    I agree with you on that. The only reason they could have for not wanting to ask the FISA court for warrants is that they think they’ll be turned down. Given that the FISA court is a virtual rubber stamp and is extremely unlikely to turn down any warrant request that is in any way related to terrorism, that suggests that these warrants must be for non-terrorism related things.

  6. #6 steve s
    September 8, 2006

    I think it’s a little surprising that Glib takes the position that in a hypothetical future presidency, if President Hillary Clinton wanted to spy, without warrants, on top members of the republican party, james dobson’s personal life, Glib and his cohorts, Newt Gingrich’s cell phone, etc, Glib thinks she should be allowed to do so, with no oversight of any kind.

    Interesting position there, Glib, I’ll have to mull it over.

  7. #7 camanintx
    September 8, 2006

    After reading Glib’s post yesterday, I noticed that the people who support giving up our liberties for a little bit of security are the same ones supporting our distruction of Iraq’s security so they could have some freedom. When I commented so, his only response was “explain”.

  8. #9 kehrsam
    September 8, 2006

    Once again, I would remind everyone what “unnamed Administration sources” had to say at the time the story broke: Not that the FISA Court wouldn’t approve, but that it couldn’t.

    I think you’ve got it nailed, Ted, which is also a good reason for all the Administration harrumphing about changed technology: They are using some type of data miner that looks for keys in all types of electronic signals traffic.

    The only real question that remains is whether they are truly just monitoring multinational traffic where the foreign end has a known intelligence link, or whether they are trolling everything. I suspect the former, which brings up a big question.

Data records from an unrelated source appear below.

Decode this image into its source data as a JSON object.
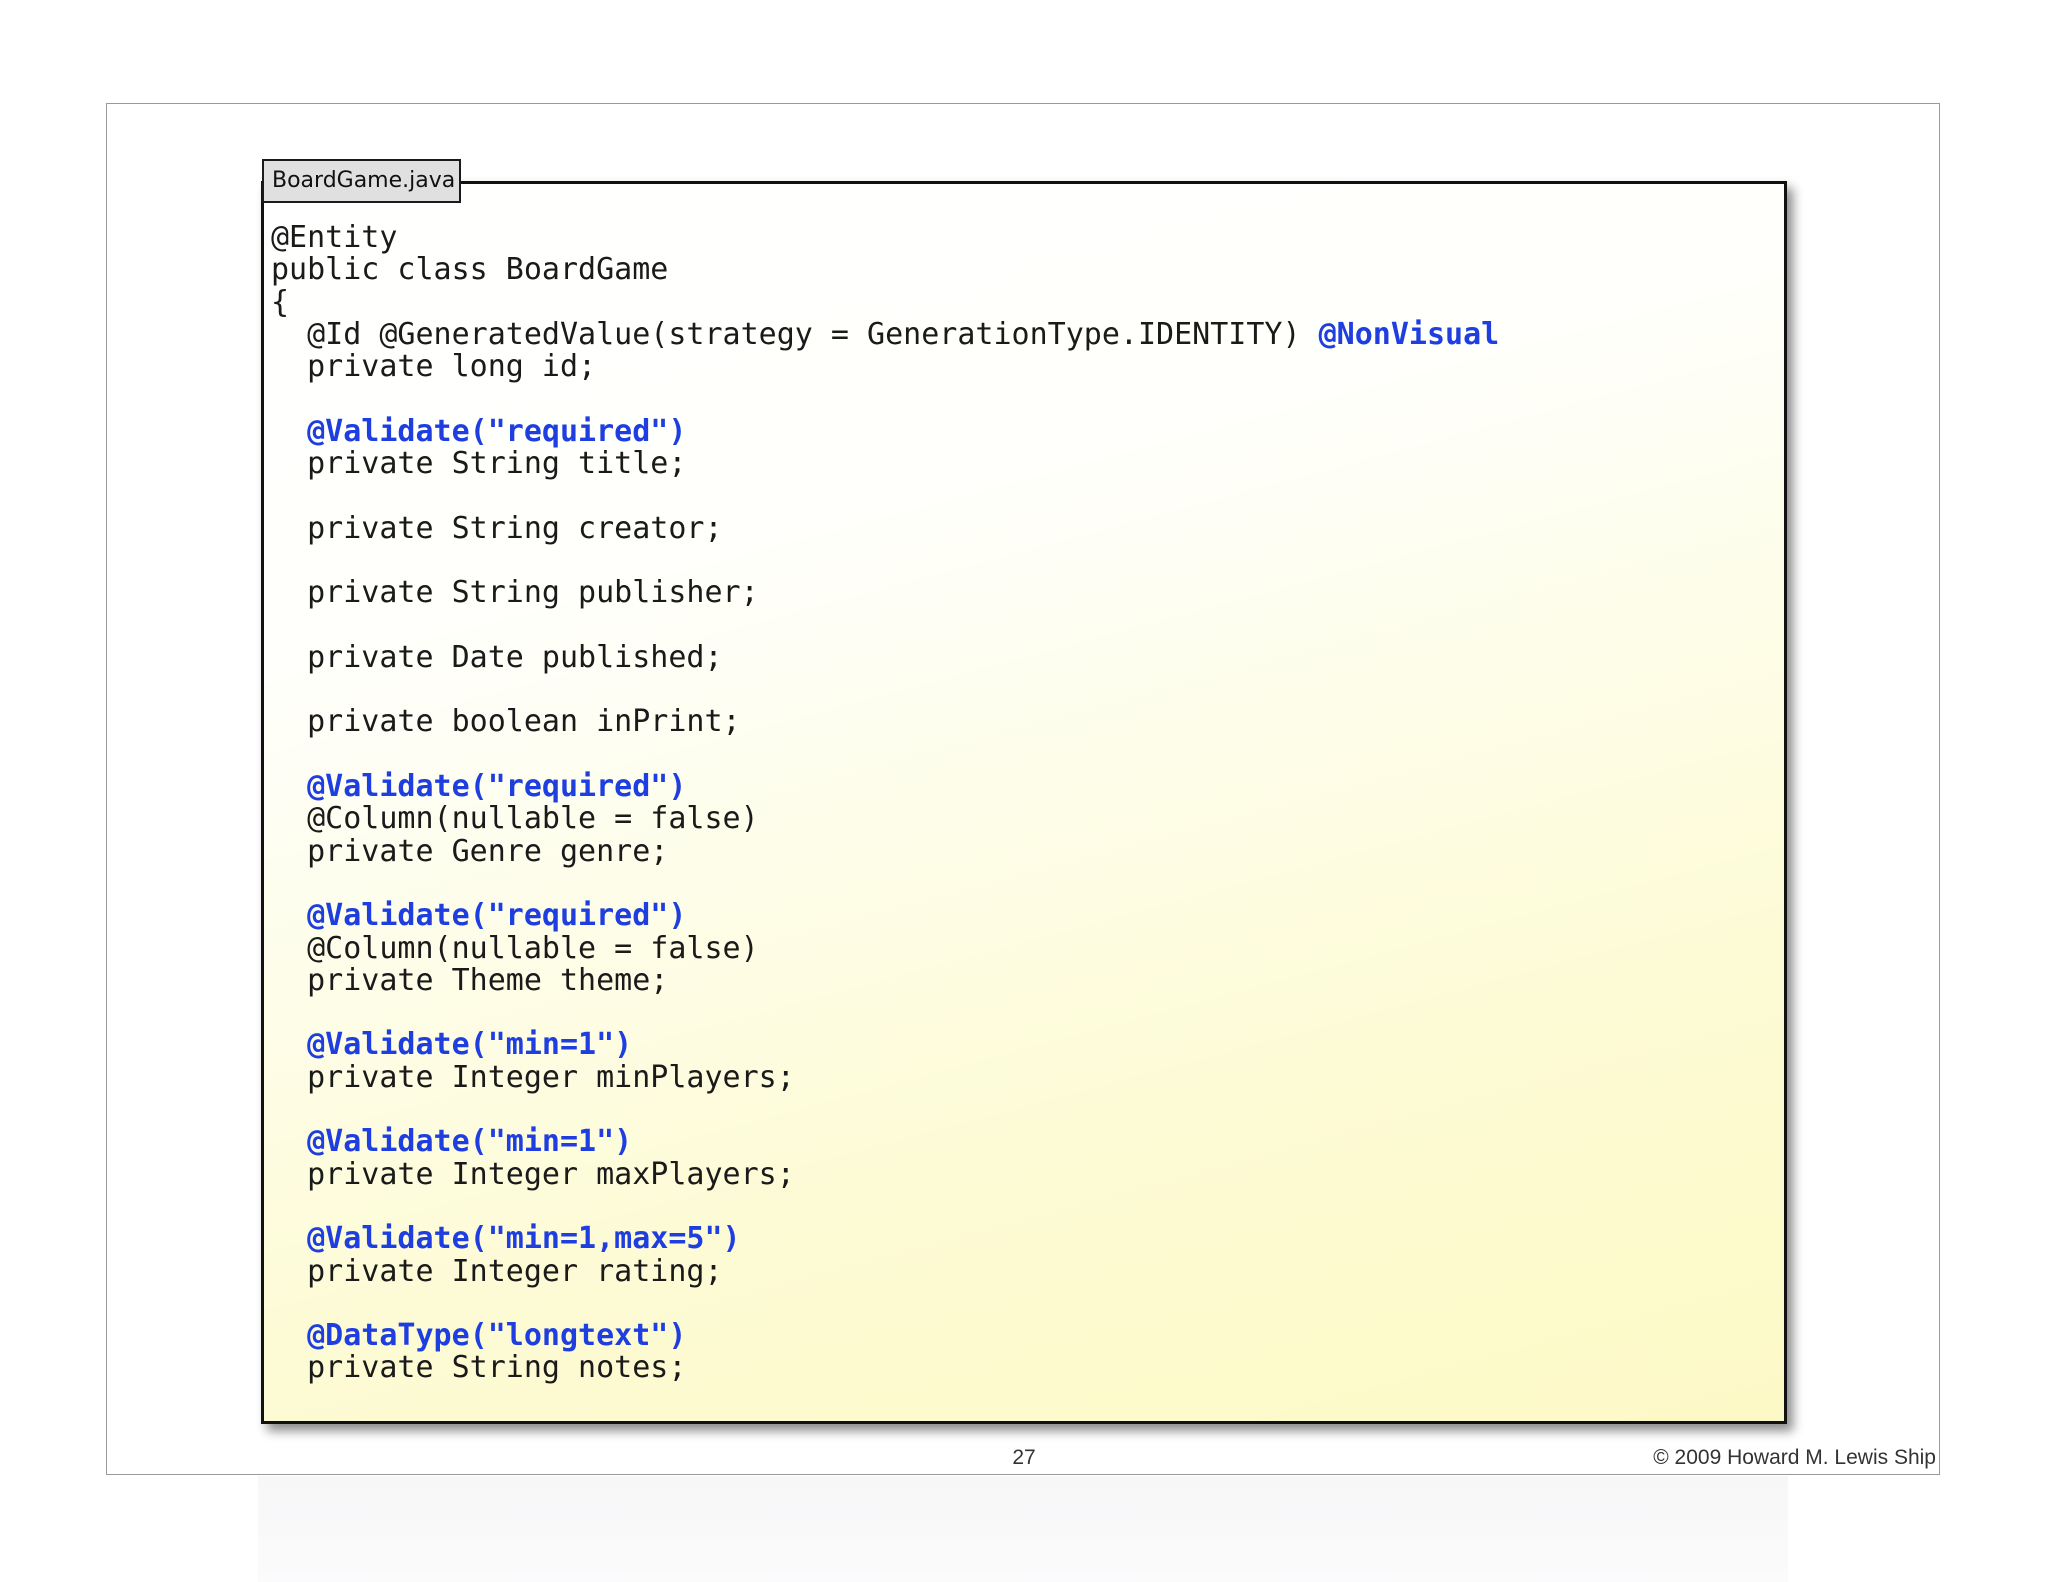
{
  "file_tab": "BoardGame.java",
  "code_lines": [
    [
      {
        "t": "@Entity"
      }
    ],
    [
      {
        "t": "public class BoardGame"
      }
    ],
    [
      {
        "t": "{"
      }
    ],
    [
      {
        "t": "  @Id @GeneratedValue(strategy = GenerationType.IDENTITY) "
      },
      {
        "t": "@NonVisual",
        "hl": true
      }
    ],
    [
      {
        "t": "  private long id;"
      }
    ],
    [
      {
        "t": ""
      }
    ],
    [
      {
        "t": "  "
      },
      {
        "t": "@Validate(\"required\")",
        "hl": true
      }
    ],
    [
      {
        "t": "  private String title;"
      }
    ],
    [
      {
        "t": ""
      }
    ],
    [
      {
        "t": "  private String creator;"
      }
    ],
    [
      {
        "t": ""
      }
    ],
    [
      {
        "t": "  private String publisher;"
      }
    ],
    [
      {
        "t": ""
      }
    ],
    [
      {
        "t": "  private Date published;"
      }
    ],
    [
      {
        "t": ""
      }
    ],
    [
      {
        "t": "  private boolean inPrint;"
      }
    ],
    [
      {
        "t": ""
      }
    ],
    [
      {
        "t": "  "
      },
      {
        "t": "@Validate(\"required\")",
        "hl": true
      }
    ],
    [
      {
        "t": "  @Column(nullable = false)"
      }
    ],
    [
      {
        "t": "  private Genre genre;"
      }
    ],
    [
      {
        "t": ""
      }
    ],
    [
      {
        "t": "  "
      },
      {
        "t": "@Validate(\"required\")",
        "hl": true
      }
    ],
    [
      {
        "t": "  @Column(nullable = false)"
      }
    ],
    [
      {
        "t": "  private Theme theme;"
      }
    ],
    [
      {
        "t": ""
      }
    ],
    [
      {
        "t": "  "
      },
      {
        "t": "@Validate(\"min=1\")",
        "hl": true
      }
    ],
    [
      {
        "t": "  private Integer minPlayers;"
      }
    ],
    [
      {
        "t": ""
      }
    ],
    [
      {
        "t": "  "
      },
      {
        "t": "@Validate(\"min=1\")",
        "hl": true
      }
    ],
    [
      {
        "t": "  private Integer maxPlayers;"
      }
    ],
    [
      {
        "t": ""
      }
    ],
    [
      {
        "t": "  "
      },
      {
        "t": "@Validate(\"min=1,max=5\")",
        "hl": true
      }
    ],
    [
      {
        "t": "  private Integer rating;"
      }
    ],
    [
      {
        "t": ""
      }
    ],
    [
      {
        "t": "  "
      },
      {
        "t": "@DataType(\"longtext\")",
        "hl": true
      }
    ],
    [
      {
        "t": "  private String notes;"
      }
    ]
  ],
  "footer": {
    "page_number": "27",
    "copyright": "© 2009 Howard M. Lewis Ship"
  },
  "colors": {
    "annotation_highlight": "#1e3ee0",
    "code_text": "#1a1a1a",
    "box_gradient_end": "#fdf9c6"
  }
}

    If they are only looking at multinational calls with one end in the US, why should FISA be impacted at all? These calls can be monitored from England or Japan without implicating FISA at all. There is still a lot that needs filling in.